Sacramental Community of the Coworkers of Christ

A Brief History: Our Beginning

The Ecumenical Free Catholic Communion began out of necessity but not as a breakaway from any other particular Christian denomination nor from another jurisdiction within the Independent Sacramental Movement. It also wasn't started by someone who had been turned down for one reason or another for ordination by any other Christian church, which is often a fairly common reason separated denominations and jurisdictions form.

The EFCC began when a group of folks in the Ozarks Mountains sought a safe place to "be church" within the historic apostolic succession of the age old sacramental Christian church. It was born out of a ministry of providing sanctuary for the turnaways, throwaways, and runaways of various mainstream churches and or ISM jurisdictions.

We had all wandered looking for a church home and ultimately shared similar experiences of abuse, trauma, in-hospitality, and or outright intolerance in one form or another from the church groups we individually and, in a couple of cases, collectively sought out.
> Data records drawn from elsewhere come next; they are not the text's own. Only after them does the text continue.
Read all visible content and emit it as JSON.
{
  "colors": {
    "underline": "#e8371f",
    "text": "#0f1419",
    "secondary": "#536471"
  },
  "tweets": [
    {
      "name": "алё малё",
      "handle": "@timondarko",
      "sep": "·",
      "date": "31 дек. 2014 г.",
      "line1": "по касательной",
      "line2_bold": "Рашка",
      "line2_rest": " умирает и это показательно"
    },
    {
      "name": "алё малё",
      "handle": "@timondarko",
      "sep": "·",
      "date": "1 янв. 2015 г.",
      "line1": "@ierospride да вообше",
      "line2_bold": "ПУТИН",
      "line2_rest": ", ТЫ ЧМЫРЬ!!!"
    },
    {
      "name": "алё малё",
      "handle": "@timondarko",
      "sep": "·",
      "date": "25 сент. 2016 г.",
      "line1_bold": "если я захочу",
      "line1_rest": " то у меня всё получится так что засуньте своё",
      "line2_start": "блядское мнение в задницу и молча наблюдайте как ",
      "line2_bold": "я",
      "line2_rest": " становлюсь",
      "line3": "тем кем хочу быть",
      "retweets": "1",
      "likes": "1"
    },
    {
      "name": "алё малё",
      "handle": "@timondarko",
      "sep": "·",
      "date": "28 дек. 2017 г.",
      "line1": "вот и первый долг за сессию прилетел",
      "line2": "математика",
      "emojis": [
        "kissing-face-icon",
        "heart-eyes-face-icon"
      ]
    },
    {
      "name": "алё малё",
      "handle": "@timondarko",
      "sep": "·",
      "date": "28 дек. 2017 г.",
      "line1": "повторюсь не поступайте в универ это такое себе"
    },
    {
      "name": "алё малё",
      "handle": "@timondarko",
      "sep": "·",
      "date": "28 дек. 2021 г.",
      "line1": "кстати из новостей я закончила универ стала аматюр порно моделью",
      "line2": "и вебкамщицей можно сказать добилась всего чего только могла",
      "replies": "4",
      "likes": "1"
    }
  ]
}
Some of us were more liberal in our social positions, some more conservative. Some were more traditional in our approach to liturgy and worship and others more innovative and or free form. We were a group of folks from various traditions of the church universal: Roman Catholic, Anglican, Orthodox, Southern Baptist, Methodist, Presbyterian, Pentecostal, Unitarian, and some from no particular tradition at all but who identified as Christian. None of us left a church to start a new church. We had simply been drawn to one another and gathered together having found ourselves looking for a church home outside of our respective traditions for one reason or another

Though not all of us were native to the Ozark Mountains we all had found ourselves together in that Promised Land. The Ozarks had originally been settled by the Scotch-Irish and the Irish Catholics. In fact, large swaths of the Ozark Mountains were often referred to as the Irish Wildness, such was our connection with the Celtic peoples. That Celtic culture of the Ozarks was deep in our social, spiritual, and religious DNA. The Christian church had evolved here out of a fervent dedication to the "free church" ideal brought to us from Ireland, Scotland, and England as evidenced not only through the Protestant church but also the Celtic part of the Catholic church that developed in Ireland, Scotland, Whales, and Northumbria.

Several of us were members of a Celtic Christian based religious order and our Rule would help us discover the charism of this new group. We would look to the wisdom of the Celtic saints and our Rule to help us understand how to be a diverse and yet unified community. Part of our Rule called us to a deep respect born of love.
"Do not ever think yourselves better than the rest of your companions who share the same faith." -St. Cuthbert

"Do not be deceived by those who seem to seek perfection, yet do not keep the basic commandments of God. There are people who eat little, who live simply, and who are celibate; yet show no love and compassion toward their neighbors. Before seeking perfection, a person must first learn to love others and to be generous towards them." St. Morgan of Wales (Pelagius)

"My neighbor is lonely; my friend is frightened; both are struggling to do the best they can to find love and happiness. From a gentle heart be gentle with them. See their frail humanity, created for glory by God, and love it for what it is, respect it for what it can become.

Accept those around you for who they are. Accept but this doesn't always mean to agree. Respect for your own integrity will not allow you to always agree with others." -From the Rule: Chapter VII A Respect Born of Love
This new jurisdiction would be based on respect and acceptance. It would be a safe place for folks to discover and live out their faith journey within the context of a shared community and that of a "free church" reality. It would also be ecumenical in scope because we were naturally a very diverse group of believers from different traditions. We also, everyone of us, had come to a deep devotion to the traditional sacraments or sacred acts of the universal or catholic church.

The vision behind the group we hoped to form would be one that offered us a centering point of theological unity that we could all agree upon. As our discussions took place we realized that we shared a three point agreement as to what was essential to each of us: a love of Christ, His Church, and the Sacraments. In many ways those three things were the only essential elements that we could all agree upon during that humble beginning, so that's where we began.

What had started out as a dream, took shape over a couple of years through heavy soul searching, passionate conversations, thoughtful deliberations, some hair-pulling, quite a few tears, but many more laughs.  Our community finally became a sacramental reality when on June 3, 2006 a bishop was consecrated specifically for our new autonomous and autocephalous community and the Ecumenical Free Catholic Communion was born.

*There will be more history added so please check back.